## The task
Search the material for "JSON" and show all lines that contain it.

## Data records
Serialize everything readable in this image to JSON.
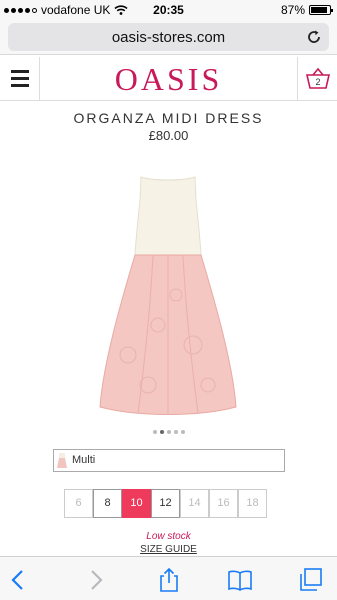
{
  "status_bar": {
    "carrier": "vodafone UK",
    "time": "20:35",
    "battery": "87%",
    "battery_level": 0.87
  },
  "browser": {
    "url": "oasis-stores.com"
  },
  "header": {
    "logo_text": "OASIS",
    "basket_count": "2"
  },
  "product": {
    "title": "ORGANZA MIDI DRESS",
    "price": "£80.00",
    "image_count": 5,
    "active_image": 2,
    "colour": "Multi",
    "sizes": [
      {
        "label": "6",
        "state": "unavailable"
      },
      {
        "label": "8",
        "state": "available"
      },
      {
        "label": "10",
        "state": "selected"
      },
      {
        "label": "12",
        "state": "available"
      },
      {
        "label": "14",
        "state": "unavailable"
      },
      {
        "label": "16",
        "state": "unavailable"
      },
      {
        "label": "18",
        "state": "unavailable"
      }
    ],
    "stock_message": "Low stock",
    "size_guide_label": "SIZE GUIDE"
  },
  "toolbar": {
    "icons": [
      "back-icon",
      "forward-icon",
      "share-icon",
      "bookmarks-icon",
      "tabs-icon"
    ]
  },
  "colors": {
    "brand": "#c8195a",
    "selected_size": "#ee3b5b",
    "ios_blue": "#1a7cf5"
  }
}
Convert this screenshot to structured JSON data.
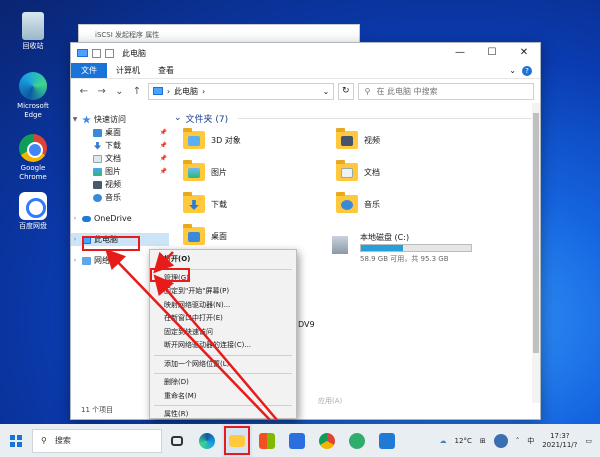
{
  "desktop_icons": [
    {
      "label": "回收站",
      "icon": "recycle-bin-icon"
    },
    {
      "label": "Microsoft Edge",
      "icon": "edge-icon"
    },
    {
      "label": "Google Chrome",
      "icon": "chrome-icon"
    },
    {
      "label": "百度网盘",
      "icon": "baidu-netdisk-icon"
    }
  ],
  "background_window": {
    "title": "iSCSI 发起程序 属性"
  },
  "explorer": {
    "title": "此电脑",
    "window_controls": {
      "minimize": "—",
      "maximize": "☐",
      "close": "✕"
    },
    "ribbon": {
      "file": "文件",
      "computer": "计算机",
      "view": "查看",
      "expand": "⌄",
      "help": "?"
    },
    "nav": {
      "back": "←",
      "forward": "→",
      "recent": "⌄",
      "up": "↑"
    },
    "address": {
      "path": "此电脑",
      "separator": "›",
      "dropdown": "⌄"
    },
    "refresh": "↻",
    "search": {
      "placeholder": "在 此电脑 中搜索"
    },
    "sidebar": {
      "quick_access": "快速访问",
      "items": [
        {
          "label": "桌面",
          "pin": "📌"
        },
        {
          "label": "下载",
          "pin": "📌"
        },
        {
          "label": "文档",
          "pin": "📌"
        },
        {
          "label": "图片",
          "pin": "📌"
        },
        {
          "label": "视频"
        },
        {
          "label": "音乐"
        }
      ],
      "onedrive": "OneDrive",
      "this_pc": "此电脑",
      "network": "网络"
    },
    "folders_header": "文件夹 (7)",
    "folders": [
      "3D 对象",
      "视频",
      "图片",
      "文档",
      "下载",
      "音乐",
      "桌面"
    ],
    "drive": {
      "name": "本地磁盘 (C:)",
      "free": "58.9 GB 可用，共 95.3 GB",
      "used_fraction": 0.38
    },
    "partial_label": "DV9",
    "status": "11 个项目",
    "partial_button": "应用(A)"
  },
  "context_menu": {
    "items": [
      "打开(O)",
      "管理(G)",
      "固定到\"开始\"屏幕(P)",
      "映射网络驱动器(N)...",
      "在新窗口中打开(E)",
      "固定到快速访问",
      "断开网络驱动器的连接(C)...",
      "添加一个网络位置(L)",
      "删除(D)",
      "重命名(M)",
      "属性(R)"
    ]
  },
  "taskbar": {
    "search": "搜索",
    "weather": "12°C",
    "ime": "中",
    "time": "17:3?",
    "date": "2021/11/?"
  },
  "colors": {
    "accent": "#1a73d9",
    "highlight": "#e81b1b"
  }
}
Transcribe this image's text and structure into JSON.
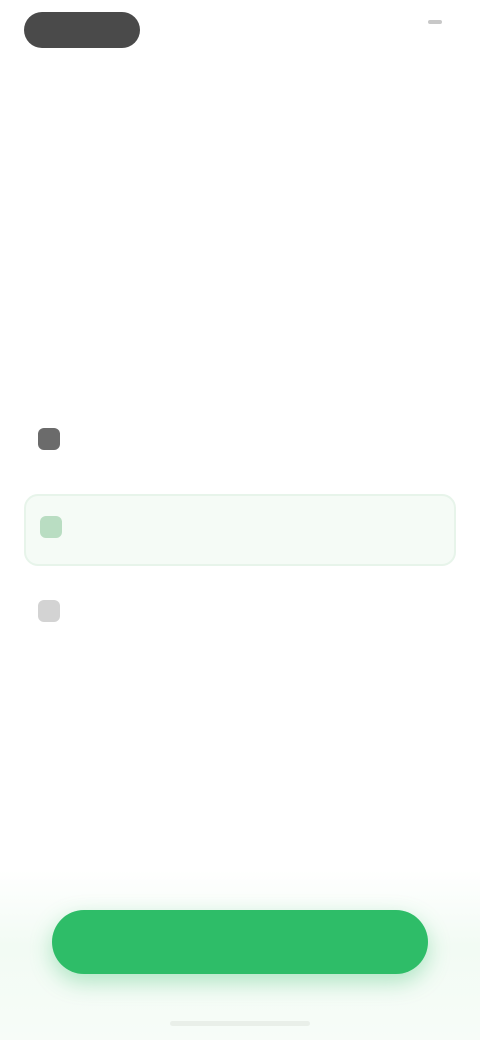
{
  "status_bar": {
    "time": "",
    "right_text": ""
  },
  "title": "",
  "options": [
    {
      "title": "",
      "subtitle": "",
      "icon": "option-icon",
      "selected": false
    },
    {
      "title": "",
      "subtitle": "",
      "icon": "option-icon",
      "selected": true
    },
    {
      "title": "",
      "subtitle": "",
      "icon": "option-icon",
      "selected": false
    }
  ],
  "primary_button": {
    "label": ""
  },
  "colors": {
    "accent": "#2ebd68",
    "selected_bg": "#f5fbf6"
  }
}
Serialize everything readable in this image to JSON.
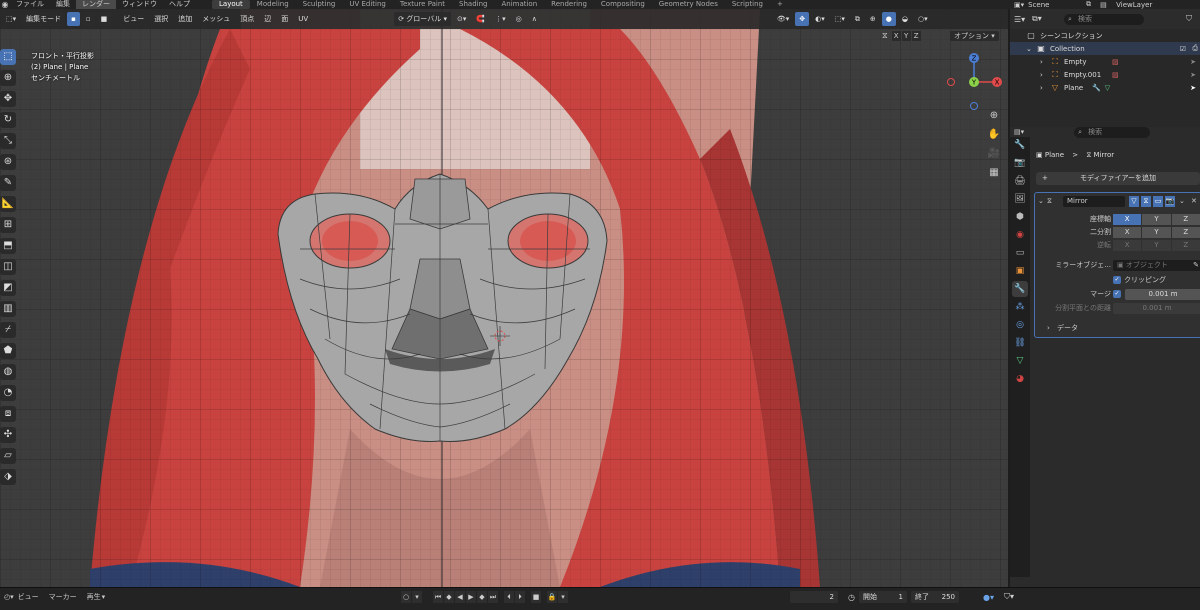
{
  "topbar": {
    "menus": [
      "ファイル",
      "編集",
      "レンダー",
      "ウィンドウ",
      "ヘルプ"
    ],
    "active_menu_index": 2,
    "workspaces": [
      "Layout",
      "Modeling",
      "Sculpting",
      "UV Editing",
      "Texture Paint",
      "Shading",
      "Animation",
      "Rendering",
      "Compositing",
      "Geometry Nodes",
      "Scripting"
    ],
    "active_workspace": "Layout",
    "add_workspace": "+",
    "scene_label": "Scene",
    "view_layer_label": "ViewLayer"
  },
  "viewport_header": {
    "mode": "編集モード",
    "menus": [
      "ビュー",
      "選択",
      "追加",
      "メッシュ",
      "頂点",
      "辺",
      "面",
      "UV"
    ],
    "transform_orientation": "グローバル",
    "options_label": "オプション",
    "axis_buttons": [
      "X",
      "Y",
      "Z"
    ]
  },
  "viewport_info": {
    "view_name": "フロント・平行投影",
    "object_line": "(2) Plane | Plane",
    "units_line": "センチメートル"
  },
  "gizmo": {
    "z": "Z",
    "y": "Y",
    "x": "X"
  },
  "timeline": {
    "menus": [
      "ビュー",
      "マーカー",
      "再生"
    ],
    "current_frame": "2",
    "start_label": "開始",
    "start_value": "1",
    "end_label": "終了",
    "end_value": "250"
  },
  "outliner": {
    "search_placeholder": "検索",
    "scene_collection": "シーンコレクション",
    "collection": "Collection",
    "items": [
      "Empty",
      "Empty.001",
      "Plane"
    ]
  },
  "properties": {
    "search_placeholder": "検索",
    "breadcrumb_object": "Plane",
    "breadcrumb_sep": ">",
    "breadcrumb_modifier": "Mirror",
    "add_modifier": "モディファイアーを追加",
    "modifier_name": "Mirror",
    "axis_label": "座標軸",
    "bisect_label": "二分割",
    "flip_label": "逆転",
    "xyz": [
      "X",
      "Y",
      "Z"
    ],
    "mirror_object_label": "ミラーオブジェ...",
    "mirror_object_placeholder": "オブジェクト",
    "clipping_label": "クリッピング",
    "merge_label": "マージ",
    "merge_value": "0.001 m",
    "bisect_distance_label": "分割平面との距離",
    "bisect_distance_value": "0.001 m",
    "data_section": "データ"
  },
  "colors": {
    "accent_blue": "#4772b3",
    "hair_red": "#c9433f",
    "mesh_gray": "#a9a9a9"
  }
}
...
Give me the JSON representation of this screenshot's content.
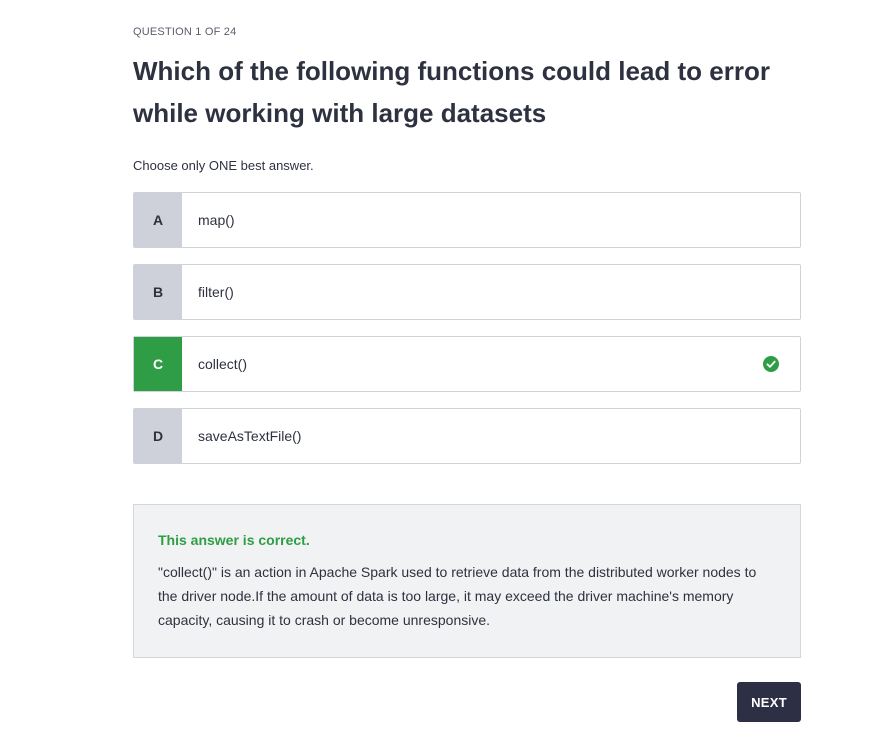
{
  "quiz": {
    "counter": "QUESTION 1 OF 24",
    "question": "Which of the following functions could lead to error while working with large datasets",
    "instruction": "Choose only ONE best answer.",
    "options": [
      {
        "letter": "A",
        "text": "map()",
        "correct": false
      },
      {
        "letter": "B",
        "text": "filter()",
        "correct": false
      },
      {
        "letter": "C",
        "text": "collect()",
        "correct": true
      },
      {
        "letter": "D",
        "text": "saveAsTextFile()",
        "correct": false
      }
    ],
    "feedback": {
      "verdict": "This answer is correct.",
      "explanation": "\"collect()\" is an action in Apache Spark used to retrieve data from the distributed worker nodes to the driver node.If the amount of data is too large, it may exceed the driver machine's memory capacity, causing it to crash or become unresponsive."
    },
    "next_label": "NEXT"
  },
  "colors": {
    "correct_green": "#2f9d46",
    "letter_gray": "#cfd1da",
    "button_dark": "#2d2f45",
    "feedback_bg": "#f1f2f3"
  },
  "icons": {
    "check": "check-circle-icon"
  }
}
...
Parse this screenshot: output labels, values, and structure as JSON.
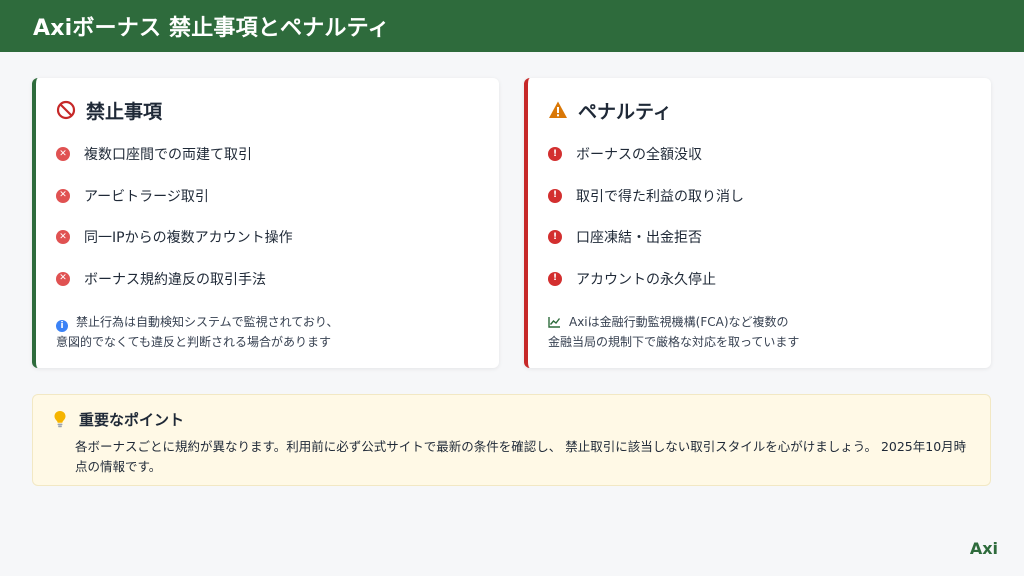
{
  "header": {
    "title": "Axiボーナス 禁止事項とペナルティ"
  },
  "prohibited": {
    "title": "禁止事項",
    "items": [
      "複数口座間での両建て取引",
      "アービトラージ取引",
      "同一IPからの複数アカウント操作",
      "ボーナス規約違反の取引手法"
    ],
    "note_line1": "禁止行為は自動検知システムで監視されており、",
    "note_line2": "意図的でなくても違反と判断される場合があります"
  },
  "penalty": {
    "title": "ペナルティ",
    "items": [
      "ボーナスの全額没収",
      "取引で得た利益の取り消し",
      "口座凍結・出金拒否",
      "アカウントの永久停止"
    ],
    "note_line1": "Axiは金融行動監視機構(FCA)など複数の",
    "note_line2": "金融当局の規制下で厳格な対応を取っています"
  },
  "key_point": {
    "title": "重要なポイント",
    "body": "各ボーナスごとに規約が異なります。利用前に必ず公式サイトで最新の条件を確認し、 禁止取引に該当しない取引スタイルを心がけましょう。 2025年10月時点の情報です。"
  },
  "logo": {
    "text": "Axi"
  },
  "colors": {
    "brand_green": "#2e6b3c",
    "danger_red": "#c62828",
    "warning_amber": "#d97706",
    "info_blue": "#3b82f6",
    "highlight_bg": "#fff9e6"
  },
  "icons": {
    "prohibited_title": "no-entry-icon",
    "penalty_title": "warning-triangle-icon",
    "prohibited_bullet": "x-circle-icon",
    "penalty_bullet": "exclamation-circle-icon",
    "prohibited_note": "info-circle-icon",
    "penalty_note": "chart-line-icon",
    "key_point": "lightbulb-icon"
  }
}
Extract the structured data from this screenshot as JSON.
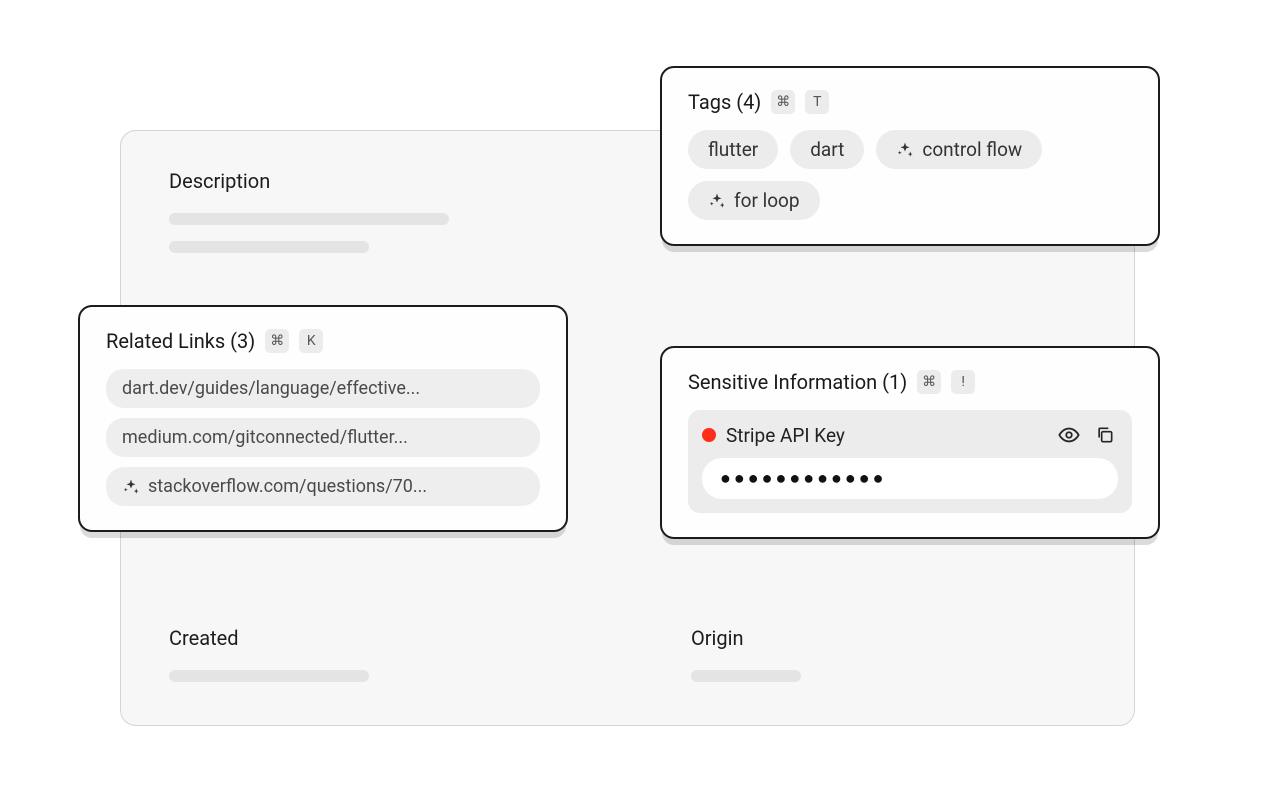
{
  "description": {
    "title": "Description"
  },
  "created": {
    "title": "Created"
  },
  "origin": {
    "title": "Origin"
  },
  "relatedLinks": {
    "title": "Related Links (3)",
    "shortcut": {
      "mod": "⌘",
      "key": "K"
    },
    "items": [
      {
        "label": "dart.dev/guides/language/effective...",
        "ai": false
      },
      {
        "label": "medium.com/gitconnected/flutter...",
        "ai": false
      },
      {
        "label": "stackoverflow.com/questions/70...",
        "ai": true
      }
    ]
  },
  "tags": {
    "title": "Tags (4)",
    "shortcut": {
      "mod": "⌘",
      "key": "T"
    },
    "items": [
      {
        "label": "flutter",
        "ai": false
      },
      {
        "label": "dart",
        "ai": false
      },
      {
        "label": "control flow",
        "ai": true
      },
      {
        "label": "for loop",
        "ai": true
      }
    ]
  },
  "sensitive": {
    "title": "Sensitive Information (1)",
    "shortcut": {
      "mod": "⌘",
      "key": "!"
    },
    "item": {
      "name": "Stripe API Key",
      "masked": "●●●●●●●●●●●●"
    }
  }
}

## Solution to the problem
Serialize everything readable in this image to JSON.
Convert this screenshot to structured JSON data.
Transcribe this image's text and structure into JSON.
Serialize everything readable in this image to JSON.
Give me the JSON representation of this screenshot's content.
Parse this screenshot: output labels, values, and structure as JSON.
Extract the structured data from this screenshot as JSON.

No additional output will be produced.